Guitarist Bobby Broom succeeds brilliantly where many have tried and failed: he’s made an album of jazz cover versions of ’60s pop tunes that works as pop homage and as jazz. Most jazz players don’t respect or understand post-Beatles pop music enough to transform it into anything interesting in jazz terms, but Broom’s affection for the music seems genuine, and his insight into how pop songs work as jazz is unfailing. He tweaks Sly Stone’s "Stand" with tart harmonies; he speeds up the Turtles’ "Happy Together" so it sounds like ’50s Coltrane. These may be little touches, but they’re just enough to give the material some interest for a jazz group.

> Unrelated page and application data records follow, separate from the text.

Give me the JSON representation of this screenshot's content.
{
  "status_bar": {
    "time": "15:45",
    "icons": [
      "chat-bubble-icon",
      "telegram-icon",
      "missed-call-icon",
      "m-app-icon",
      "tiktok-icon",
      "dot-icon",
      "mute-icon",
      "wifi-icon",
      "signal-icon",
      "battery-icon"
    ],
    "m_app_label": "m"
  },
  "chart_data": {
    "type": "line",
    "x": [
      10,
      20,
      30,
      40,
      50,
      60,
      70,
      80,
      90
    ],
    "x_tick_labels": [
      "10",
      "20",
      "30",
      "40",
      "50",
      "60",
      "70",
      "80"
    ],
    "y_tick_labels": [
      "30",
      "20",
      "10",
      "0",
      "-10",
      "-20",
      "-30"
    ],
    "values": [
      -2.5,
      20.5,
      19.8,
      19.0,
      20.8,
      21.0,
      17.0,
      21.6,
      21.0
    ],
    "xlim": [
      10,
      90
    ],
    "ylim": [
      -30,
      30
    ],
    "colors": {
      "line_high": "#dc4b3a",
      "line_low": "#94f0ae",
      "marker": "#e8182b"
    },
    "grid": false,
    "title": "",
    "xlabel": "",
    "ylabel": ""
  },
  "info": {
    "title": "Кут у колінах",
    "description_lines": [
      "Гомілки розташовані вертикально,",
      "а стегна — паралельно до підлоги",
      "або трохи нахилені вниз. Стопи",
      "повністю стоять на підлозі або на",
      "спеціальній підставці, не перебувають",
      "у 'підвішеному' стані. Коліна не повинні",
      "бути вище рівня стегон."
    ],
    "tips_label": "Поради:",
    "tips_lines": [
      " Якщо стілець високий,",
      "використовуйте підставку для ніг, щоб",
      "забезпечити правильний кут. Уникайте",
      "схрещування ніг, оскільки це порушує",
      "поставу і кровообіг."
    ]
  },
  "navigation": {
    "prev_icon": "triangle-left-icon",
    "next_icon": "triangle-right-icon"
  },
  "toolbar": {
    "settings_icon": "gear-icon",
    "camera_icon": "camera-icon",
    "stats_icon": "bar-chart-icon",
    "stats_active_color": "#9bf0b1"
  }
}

It also helps that Broom is a mainstream guitarist with his own sound and ideas. His long, even phrases ebb and flow with their own sense of time, and a hint of country blues grounds his polished urban sound. He also works with a witty and supportive band. Drummer Dana Hall is a major revelation, a powerhouse whose independently moving patterns dance around the beat and drive the playing. Bassist Dennis Carroll keeps finding inventive ways to anchor the complex, fluid music. They have a nice, lived-in group interplay, and on "I Can See Clearly Now" and "The Letter" they swing with the loose unity that only really tight outfits get. Broom makes modest claims for this album: "My intention is not to make any statement other than a personal, musical one," he says in the liner notes. If that’s so, this is a classic case of a personal statement that says something universal.